But after countless courts, including the Illinois Supreme Court, have declined to find Chicago's ban on liquor-touting semi-nude establishments unconstitutional, it appears as though VIP's legal battle has reached its final act.
Chicago has officially moved to shut the place down.
Since VIP's Chicago opened in 1991, it has fought the city's ban on liquor and nude dancing in both state and federal courts, arguing that the ordinance infringes upon the club's First Amendment rights, reports the Chicago Sun-Times.
During this time, the club was cited on multiple occasions for showing too much skin, but still managed to stay open as a result of Perry Mandera's political connections.
Finally, in 2006, dancers started "covering up," reports the Sun-Times. They now wear bikini bottoms and cover most of their breasts with flesh-colored latex.
City Hall doesn't care about the change, citing VIP's and Mandera's blatant disregard for the law. It wants the club gone.
Now in a state appellate court, it's unclear how the presiding judges will rule on the issue.

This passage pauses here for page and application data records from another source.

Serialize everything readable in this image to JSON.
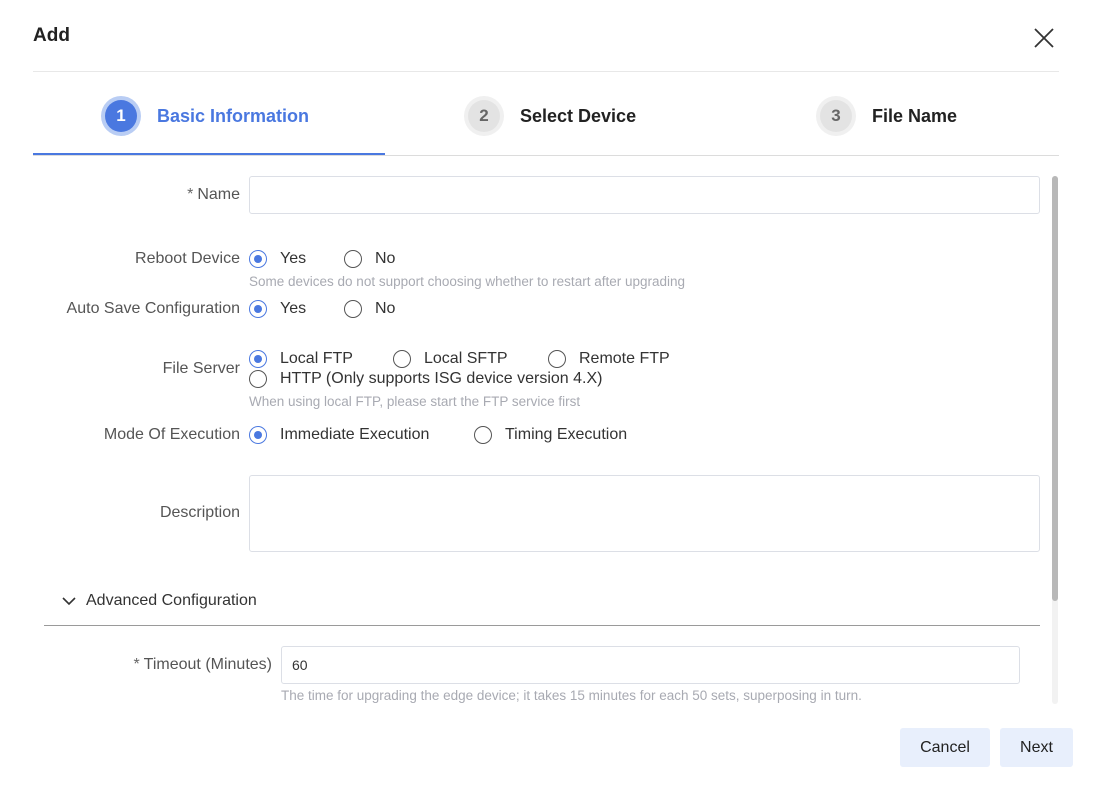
{
  "dialog": {
    "title": "Add",
    "close_icon": "close-icon"
  },
  "steps": [
    {
      "number": "1",
      "label": "Basic Information",
      "state": "active"
    },
    {
      "number": "2",
      "label": "Select Device",
      "state": "inactive"
    },
    {
      "number": "3",
      "label": "File Name",
      "state": "inactive"
    }
  ],
  "form": {
    "required_mark": "*",
    "name": {
      "label": "Name",
      "value": "",
      "placeholder": ""
    },
    "reboot_device": {
      "label": "Reboot Device",
      "options": [
        "Yes",
        "No"
      ],
      "selected": "Yes",
      "hint": "Some devices do not support choosing whether to restart after upgrading"
    },
    "auto_save": {
      "label": "Auto Save Configuration",
      "options": [
        "Yes",
        "No"
      ],
      "selected": "Yes"
    },
    "file_server": {
      "label": "File Server",
      "options": [
        "Local FTP",
        "Local SFTP",
        "Remote FTP",
        "HTTP (Only supports ISG device version 4.X)"
      ],
      "selected": "Local FTP",
      "hint": "When using local FTP, please start the FTP service first"
    },
    "mode_of_execution": {
      "label": "Mode Of Execution",
      "options": [
        "Immediate Execution",
        "Timing Execution"
      ],
      "selected": "Immediate Execution"
    },
    "description": {
      "label": "Description",
      "value": ""
    }
  },
  "advanced": {
    "toggle_label": "Advanced Configuration",
    "expanded": true,
    "timeout": {
      "label": "Timeout (Minutes)",
      "value": "60",
      "hint": "The time for upgrading the edge device; it takes 15 minutes for each 50 sets, superposing in turn."
    }
  },
  "footer": {
    "cancel_label": "Cancel",
    "next_label": "Next"
  },
  "colors": {
    "accent": "#4a78e0",
    "button_bg": "#e8effc",
    "hint": "#a8aab2"
  }
}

While the club may now be in compliance as a result of its updated stripperwear, that doesn't excuse the fact that Perry Mandera has violated the law for years despite being told that he had no constitutional argument.
Given that business permits are often conditional on compliance with the law, this alone may be enough to force VIP's Chicago to cover up and turn off its lights.